Directions: If an entry holds a picture, drop the picture and restate the rest word for word.

[Saved entries]
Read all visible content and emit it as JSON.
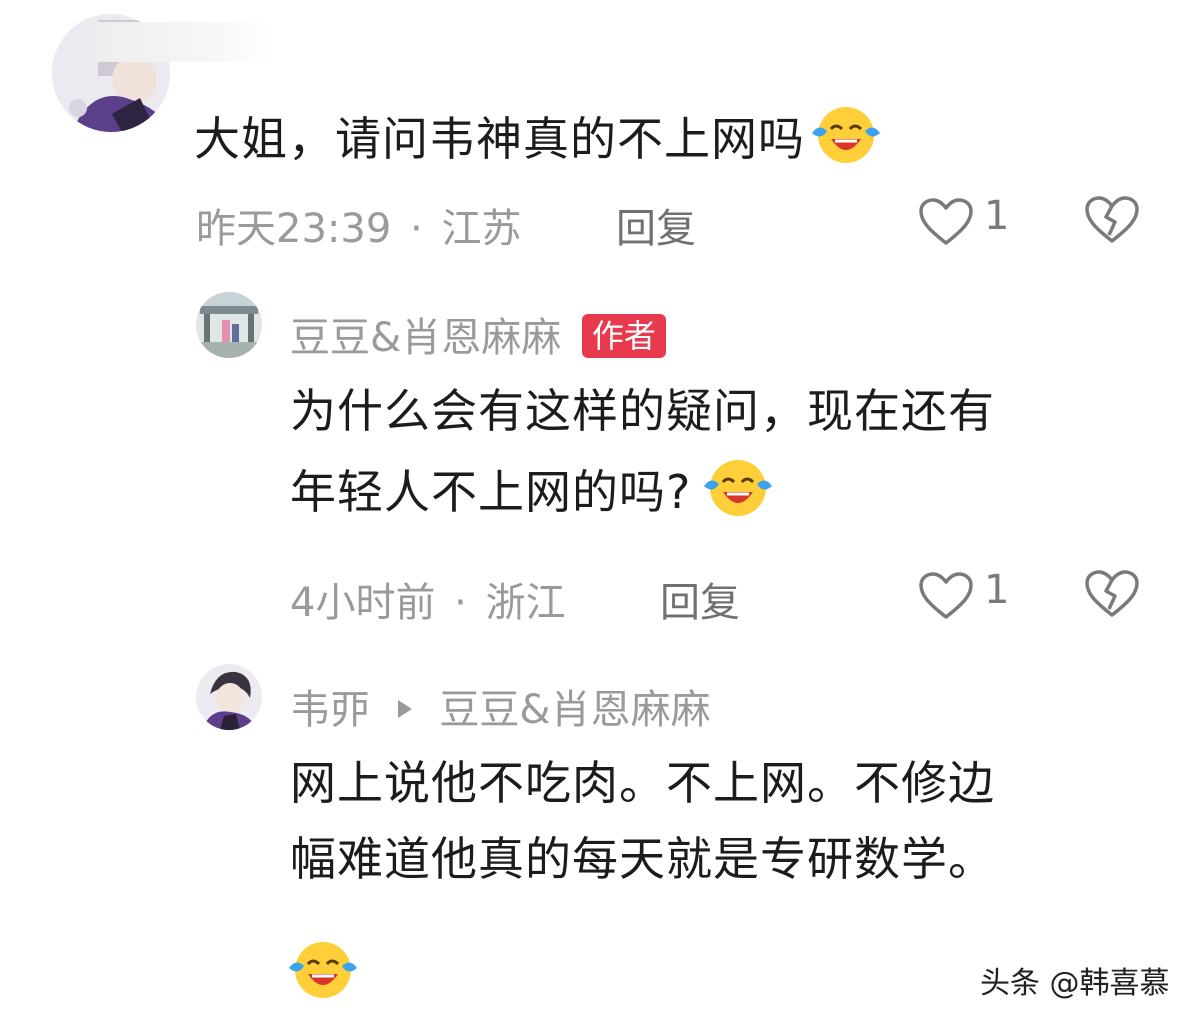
{
  "comments": [
    {
      "text": "大姐，请问韦神真的不上网吗",
      "time": "昨天23:39",
      "sep": "·",
      "location": "江苏",
      "reply_label": "回复",
      "likes": "1"
    },
    {
      "author": "豆豆&肖恩麻麻",
      "badge": "作者",
      "line1": "为什么会有这样的疑问，现在还有",
      "line2": "年轻人不上网的吗?",
      "time": "4小时前",
      "sep": "·",
      "location": "浙江",
      "reply_label": "回复",
      "likes": "1"
    },
    {
      "author": "韦丣",
      "reply_to": "豆豆&肖恩麻麻",
      "line1": "网上说他不吃肉。不上网。不修边",
      "line2": "幅难道他真的每天就是专研数学。"
    }
  ],
  "watermark": "头条 @韩喜慕",
  "icons": {
    "emoji": "laughing-crying-emoji",
    "like": "heart-outline-icon",
    "dislike": "broken-heart-icon",
    "reply_arrow": "triangle-right-icon"
  },
  "colors": {
    "badge": "#e8394f",
    "meta": "#9a9a9a",
    "emoji_face": "#ffcf3a",
    "emoji_tear": "#3aa2ee"
  }
}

Solution to the exercise:
Read all visible content and emit it as JSON.
{
  "comments": [
    {
      "text": "大姐，请问韦神真的不上网吗",
      "time": "昨天23:39",
      "sep": "·",
      "location": "江苏",
      "reply_label": "回复",
      "likes": "1"
    },
    {
      "author": "豆豆&肖恩麻麻",
      "badge": "作者",
      "line1": "为什么会有这样的疑问，现在还有",
      "line2": "年轻人不上网的吗?",
      "time": "4小时前",
      "sep": "·",
      "location": "浙江",
      "reply_label": "回复",
      "likes": "1"
    },
    {
      "author": "韦丣",
      "reply_to": "豆豆&肖恩麻麻",
      "line1": "网上说他不吃肉。不上网。不修边",
      "line2": "幅难道他真的每天就是专研数学。"
    }
  ],
  "watermark": "头条 @韩喜慕",
  "icons": {
    "emoji": "laughing-crying-emoji",
    "like": "heart-outline-icon",
    "dislike": "broken-heart-icon",
    "reply_arrow": "triangle-right-icon"
  },
  "colors": {
    "badge": "#e8394f",
    "meta": "#9a9a9a",
    "emoji_face": "#ffcf3a",
    "emoji_tear": "#3aa2ee"
  }
}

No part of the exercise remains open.